(Provided data)

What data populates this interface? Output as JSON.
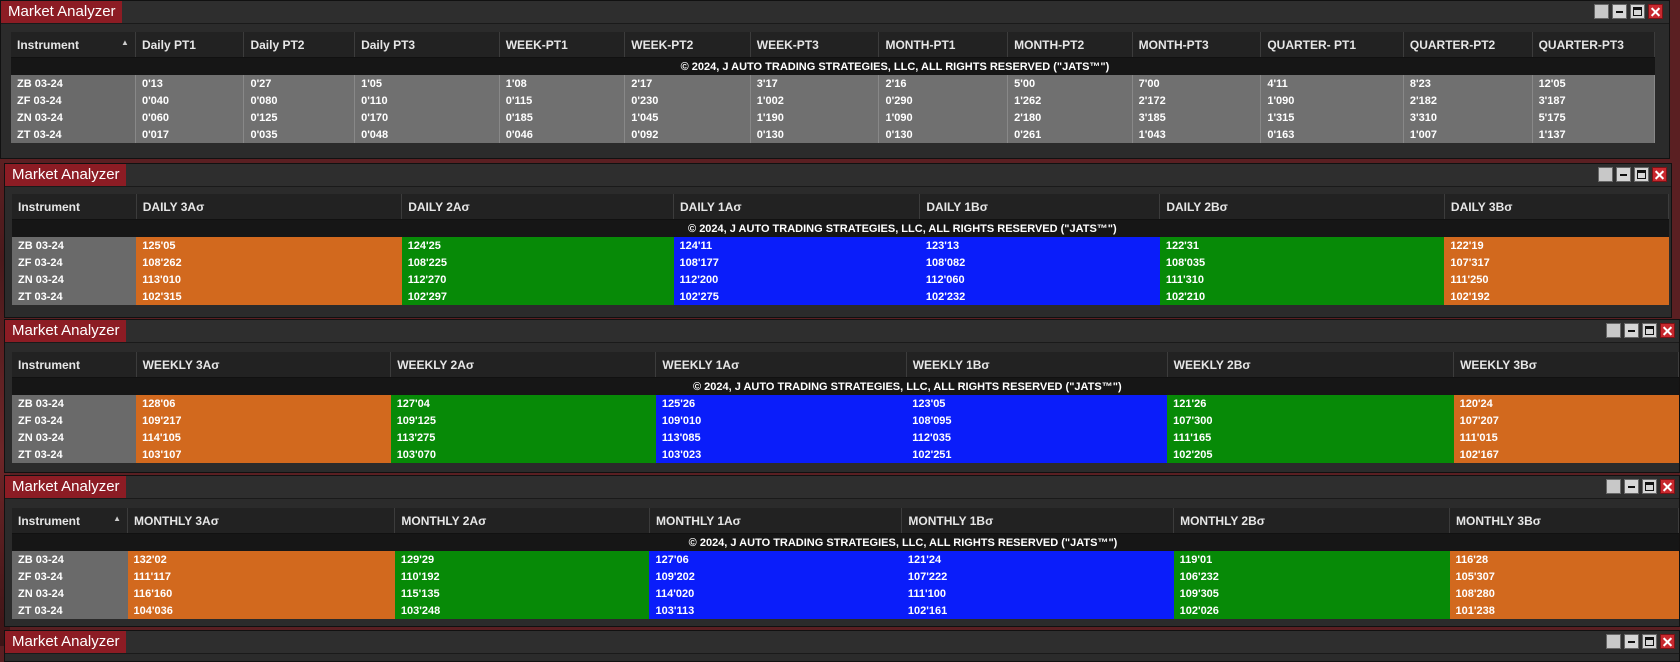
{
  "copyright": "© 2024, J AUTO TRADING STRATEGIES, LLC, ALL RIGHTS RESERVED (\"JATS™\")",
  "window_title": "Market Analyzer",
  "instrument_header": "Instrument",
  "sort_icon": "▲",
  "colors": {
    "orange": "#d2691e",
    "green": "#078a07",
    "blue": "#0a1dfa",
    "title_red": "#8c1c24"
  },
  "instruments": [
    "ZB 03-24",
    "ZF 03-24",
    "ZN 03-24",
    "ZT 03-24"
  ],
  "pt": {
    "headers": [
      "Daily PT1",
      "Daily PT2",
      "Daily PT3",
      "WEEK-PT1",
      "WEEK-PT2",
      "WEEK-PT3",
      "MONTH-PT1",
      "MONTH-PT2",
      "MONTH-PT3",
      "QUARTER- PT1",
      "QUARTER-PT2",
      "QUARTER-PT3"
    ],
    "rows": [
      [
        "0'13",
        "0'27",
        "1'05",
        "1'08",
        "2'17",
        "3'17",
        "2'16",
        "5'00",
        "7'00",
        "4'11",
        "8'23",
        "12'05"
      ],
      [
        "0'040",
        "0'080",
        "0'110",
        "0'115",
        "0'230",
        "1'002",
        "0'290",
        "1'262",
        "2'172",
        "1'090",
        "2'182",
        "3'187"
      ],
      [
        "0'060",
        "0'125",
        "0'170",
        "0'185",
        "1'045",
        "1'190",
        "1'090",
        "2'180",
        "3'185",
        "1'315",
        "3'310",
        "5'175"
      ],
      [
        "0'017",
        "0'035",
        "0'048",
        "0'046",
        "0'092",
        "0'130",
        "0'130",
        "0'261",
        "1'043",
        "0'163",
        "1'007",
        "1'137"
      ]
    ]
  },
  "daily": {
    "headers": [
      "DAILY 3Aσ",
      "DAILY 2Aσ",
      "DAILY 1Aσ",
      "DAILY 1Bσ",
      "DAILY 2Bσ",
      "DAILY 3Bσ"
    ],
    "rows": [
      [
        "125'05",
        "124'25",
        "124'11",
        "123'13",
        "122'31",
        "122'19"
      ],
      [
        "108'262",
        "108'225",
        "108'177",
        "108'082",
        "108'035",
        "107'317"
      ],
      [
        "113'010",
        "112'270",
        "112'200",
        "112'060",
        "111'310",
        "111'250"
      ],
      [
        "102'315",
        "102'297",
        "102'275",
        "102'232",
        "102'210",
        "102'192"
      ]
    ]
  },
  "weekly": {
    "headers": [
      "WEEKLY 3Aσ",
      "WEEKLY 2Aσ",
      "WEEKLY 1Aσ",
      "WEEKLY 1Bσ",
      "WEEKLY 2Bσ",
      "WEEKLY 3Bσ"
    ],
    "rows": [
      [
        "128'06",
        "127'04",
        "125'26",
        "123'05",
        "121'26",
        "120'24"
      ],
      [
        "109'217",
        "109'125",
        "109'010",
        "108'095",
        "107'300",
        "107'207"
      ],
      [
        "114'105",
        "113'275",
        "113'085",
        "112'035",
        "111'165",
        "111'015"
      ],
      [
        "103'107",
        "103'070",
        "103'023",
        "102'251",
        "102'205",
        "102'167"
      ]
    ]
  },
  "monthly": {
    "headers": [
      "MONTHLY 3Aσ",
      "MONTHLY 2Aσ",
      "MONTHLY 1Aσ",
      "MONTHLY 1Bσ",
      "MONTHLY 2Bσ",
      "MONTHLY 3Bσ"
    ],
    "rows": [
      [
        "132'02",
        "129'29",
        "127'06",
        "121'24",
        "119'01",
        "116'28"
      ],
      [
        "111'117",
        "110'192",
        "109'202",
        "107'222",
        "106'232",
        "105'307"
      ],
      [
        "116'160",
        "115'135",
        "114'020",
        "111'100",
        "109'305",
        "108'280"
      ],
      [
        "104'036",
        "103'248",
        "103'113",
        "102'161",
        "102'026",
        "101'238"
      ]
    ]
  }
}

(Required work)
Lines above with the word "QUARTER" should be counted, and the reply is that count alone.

(Written response)
3